Apparently 25,000 metres of Kleenex Cottonelle toilet paper and 22 dress style later 3 were chosen to grace the runways of fashion week.
“Once again the Kleenex Cottonelle Couture Collection adds a novel and excitingly creative aspect to the Designer Selection shows at NZ Fashion Week. We congratulate the three chosen designers and expect to see much more of their work in future...”
The 2009 version has won Apollo Marketing New Zealand two gold awards the APMA (Australian Promotional Marketers Assoc.) in the categories of most innovative idea/concept and best sponsorship/tie in campaign.
"the 2009 campaign resulted in direct impacts on baseline sales. But he says there’s always a challenge in converting the attention garnered by the dresses into actual purchases.
The key challenge moving forward is how we bring the images of these dresses to point of purchase to create more connections. This year we are trialling a number of different mechanics including striking gondola-end displays, messages on shopping trolleys, aisle fins and floor media. These will give us strong steers on each media device’s effectiveness and how we can amplify our story even further in 2012..."
~ Jason Biggs, Senior Brand Manager Kimberly-Clark New Zealand
The Winning Designs
Rachel Duval - Gentle Waves
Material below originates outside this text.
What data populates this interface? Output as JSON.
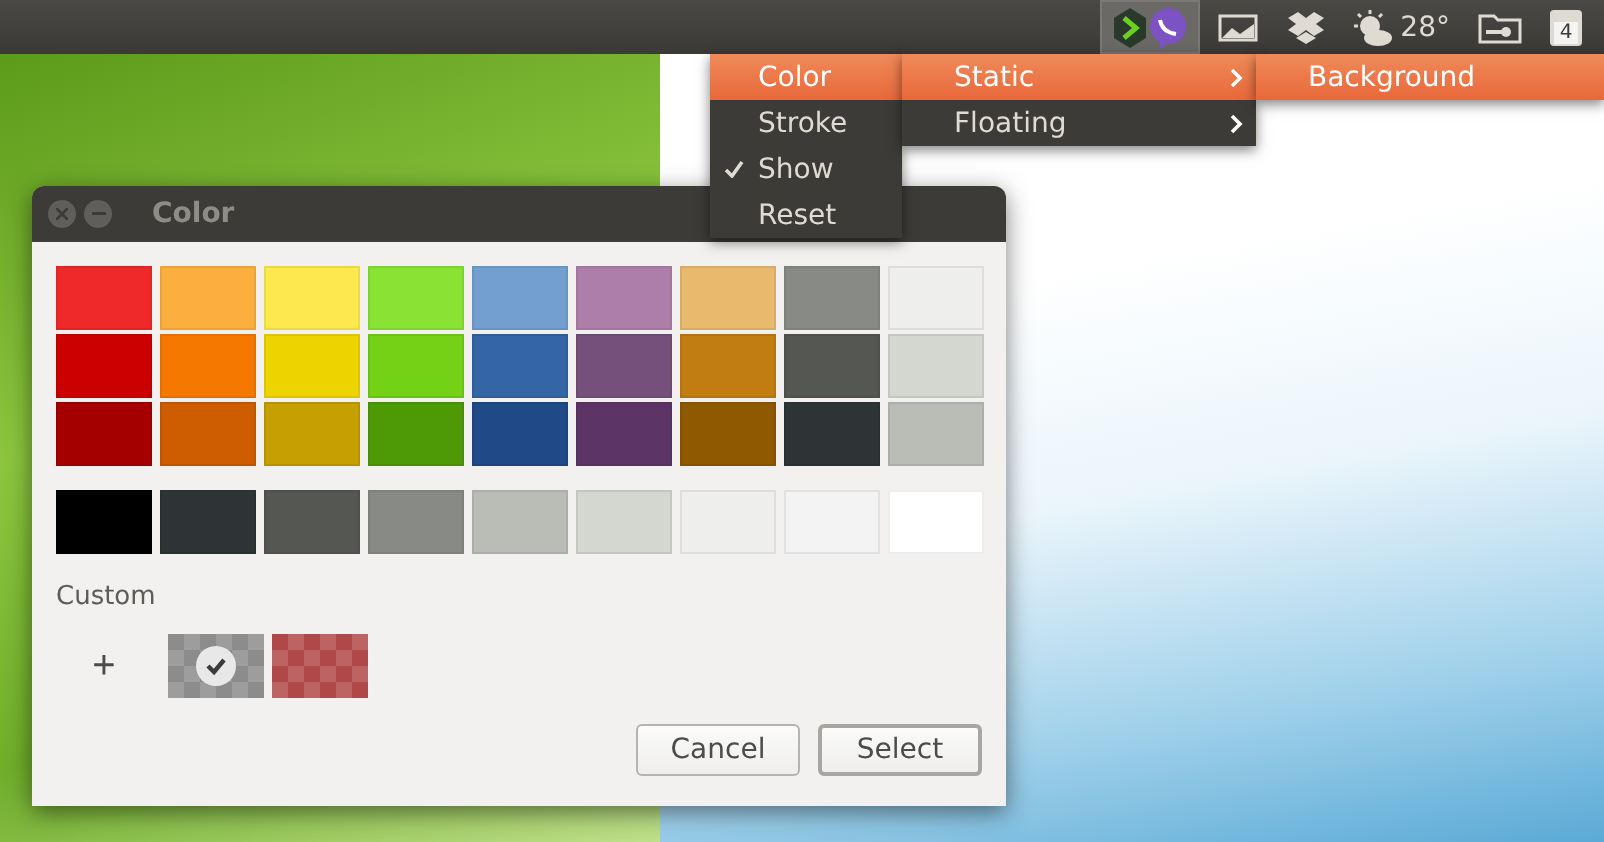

Duval described her dress inspiration as fun, young and sophisticated with influences from the glamour of the ‘50s. Her inspiration came from the “gentle foamy waves of the sea.” Rachael contoured sea anemone and clam shell shapes into the curved layering of her effervescent paper-fused dress, earning unanimous praise from the judges.
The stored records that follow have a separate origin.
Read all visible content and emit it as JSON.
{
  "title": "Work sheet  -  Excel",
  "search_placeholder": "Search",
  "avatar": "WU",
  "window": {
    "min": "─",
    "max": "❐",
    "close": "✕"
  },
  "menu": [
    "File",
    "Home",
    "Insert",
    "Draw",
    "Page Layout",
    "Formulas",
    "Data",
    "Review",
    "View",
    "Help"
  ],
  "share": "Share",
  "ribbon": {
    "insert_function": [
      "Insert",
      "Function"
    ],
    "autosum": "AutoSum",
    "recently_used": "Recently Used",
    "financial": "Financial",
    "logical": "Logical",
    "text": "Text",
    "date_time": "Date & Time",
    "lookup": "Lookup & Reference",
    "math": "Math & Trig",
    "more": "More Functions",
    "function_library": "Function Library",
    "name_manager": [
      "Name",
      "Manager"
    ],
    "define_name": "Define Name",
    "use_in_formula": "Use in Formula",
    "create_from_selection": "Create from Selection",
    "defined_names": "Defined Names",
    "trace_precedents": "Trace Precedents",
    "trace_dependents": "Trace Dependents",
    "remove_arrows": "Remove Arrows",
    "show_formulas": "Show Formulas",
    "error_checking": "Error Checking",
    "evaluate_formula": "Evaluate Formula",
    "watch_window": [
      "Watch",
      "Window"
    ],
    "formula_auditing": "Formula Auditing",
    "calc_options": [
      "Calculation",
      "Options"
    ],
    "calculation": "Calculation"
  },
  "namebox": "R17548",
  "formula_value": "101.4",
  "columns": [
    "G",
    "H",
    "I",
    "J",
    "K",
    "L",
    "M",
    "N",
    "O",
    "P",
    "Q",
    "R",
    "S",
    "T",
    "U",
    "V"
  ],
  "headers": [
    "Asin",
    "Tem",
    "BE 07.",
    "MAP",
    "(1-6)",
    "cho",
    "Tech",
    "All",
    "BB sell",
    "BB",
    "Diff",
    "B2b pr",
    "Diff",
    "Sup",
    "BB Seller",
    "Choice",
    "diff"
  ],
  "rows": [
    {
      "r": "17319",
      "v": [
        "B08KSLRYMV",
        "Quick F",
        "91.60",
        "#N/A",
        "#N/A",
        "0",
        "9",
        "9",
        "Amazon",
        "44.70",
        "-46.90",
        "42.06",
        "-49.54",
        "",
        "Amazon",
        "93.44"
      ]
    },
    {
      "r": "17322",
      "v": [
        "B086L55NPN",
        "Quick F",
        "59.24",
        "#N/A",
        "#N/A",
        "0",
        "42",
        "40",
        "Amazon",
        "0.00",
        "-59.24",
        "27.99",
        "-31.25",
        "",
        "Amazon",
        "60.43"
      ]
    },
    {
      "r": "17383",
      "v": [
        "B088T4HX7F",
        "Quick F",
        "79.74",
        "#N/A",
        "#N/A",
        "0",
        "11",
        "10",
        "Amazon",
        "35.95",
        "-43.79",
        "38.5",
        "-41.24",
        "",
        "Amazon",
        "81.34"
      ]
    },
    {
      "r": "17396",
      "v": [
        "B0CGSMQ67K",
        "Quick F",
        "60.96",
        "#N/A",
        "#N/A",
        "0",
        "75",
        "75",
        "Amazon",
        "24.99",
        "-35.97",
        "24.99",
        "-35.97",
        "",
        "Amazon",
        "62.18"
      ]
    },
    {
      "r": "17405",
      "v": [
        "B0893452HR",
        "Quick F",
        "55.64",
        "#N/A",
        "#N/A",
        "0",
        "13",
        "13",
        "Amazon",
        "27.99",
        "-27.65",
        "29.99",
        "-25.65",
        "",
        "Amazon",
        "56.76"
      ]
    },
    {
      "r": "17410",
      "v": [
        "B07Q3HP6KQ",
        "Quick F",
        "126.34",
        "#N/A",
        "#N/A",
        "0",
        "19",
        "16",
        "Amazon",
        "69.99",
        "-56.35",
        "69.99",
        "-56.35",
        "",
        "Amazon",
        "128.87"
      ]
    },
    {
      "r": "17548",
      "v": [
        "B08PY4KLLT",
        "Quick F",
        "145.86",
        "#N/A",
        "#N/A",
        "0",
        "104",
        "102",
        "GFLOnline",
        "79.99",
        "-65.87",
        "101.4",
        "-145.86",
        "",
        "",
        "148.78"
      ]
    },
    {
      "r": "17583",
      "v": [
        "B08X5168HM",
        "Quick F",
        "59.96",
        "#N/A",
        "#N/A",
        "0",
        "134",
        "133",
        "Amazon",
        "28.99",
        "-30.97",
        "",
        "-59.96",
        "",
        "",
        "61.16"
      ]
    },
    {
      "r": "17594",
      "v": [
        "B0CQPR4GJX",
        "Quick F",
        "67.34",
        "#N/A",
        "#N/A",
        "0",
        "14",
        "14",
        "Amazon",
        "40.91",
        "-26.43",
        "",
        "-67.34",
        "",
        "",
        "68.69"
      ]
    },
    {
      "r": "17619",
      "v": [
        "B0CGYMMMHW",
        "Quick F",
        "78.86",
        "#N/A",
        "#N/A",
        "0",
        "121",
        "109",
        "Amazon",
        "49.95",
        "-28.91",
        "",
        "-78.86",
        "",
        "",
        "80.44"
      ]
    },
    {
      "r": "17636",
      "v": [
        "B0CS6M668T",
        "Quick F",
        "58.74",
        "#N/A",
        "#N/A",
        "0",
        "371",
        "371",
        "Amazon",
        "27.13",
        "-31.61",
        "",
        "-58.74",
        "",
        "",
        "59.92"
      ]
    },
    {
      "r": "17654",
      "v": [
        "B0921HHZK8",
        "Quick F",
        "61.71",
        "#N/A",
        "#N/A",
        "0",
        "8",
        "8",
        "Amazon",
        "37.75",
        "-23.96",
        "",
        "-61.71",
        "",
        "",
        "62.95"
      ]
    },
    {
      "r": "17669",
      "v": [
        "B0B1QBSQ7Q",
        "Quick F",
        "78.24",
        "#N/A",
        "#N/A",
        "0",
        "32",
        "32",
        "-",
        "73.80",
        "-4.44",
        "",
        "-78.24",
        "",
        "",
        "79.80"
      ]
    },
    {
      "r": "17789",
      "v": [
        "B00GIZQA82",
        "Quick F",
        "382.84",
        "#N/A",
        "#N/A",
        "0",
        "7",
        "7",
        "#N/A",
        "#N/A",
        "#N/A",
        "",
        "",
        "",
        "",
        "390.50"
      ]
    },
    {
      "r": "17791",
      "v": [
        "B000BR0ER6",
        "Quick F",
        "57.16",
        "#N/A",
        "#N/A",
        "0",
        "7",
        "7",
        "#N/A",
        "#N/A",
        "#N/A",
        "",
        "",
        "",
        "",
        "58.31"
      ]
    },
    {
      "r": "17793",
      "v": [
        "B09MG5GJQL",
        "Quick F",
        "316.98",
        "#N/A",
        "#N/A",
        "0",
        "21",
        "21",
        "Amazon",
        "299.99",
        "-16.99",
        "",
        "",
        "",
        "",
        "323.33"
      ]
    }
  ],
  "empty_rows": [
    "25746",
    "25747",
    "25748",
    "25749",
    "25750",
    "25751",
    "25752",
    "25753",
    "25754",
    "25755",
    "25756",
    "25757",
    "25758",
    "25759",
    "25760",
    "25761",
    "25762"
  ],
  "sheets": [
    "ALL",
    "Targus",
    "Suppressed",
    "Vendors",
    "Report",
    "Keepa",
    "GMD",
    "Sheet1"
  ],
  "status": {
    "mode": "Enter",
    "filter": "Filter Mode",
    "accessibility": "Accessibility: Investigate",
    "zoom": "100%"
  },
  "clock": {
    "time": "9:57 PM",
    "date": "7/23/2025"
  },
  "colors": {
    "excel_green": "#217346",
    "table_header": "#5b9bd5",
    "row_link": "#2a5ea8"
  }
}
Imagines her dress in bright orange
Juvena Worsfold - Your Song
Worsfold’s creation was inspired by the Elton John ballad ‘Your Song’. Just as the song evokes love, Worsfold wanted to express the words ‘I love you’ with the language and symbolism of her dress. Each hand-stenciled shape tells a different part of a romantic story, finished with petals and turtle doves edging an elegantly scooped back. Worsfold describes her dress simply as: “sweet and surprising.”
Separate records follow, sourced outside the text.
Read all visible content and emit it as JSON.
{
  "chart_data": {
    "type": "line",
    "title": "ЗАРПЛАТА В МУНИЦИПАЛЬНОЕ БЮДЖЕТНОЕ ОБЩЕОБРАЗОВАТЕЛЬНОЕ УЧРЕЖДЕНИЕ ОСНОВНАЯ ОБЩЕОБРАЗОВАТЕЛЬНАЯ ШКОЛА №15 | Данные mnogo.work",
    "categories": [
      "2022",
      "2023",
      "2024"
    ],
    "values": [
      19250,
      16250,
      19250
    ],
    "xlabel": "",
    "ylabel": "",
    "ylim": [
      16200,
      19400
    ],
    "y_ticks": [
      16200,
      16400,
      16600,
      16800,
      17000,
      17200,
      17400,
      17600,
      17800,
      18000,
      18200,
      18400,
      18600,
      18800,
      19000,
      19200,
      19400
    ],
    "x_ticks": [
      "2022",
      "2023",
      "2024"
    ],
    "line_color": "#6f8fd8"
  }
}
Imagines her dress in black leather or blush pink
Emily Menzies - With a twist
Menzies started her fashion education at NZ Fashion Tech at age 15, and saw it as a means of learning the technical aspects of her main passion—car upholstery. Working with 42 lineal metres of toilet paper, she meticulously edged the outer perimeter of 7 layers of cascading under-skirt. The cheeky, undulating over-dress completes a work of “brilliance” according to the judges.
CreditsFirst envied at: Idealog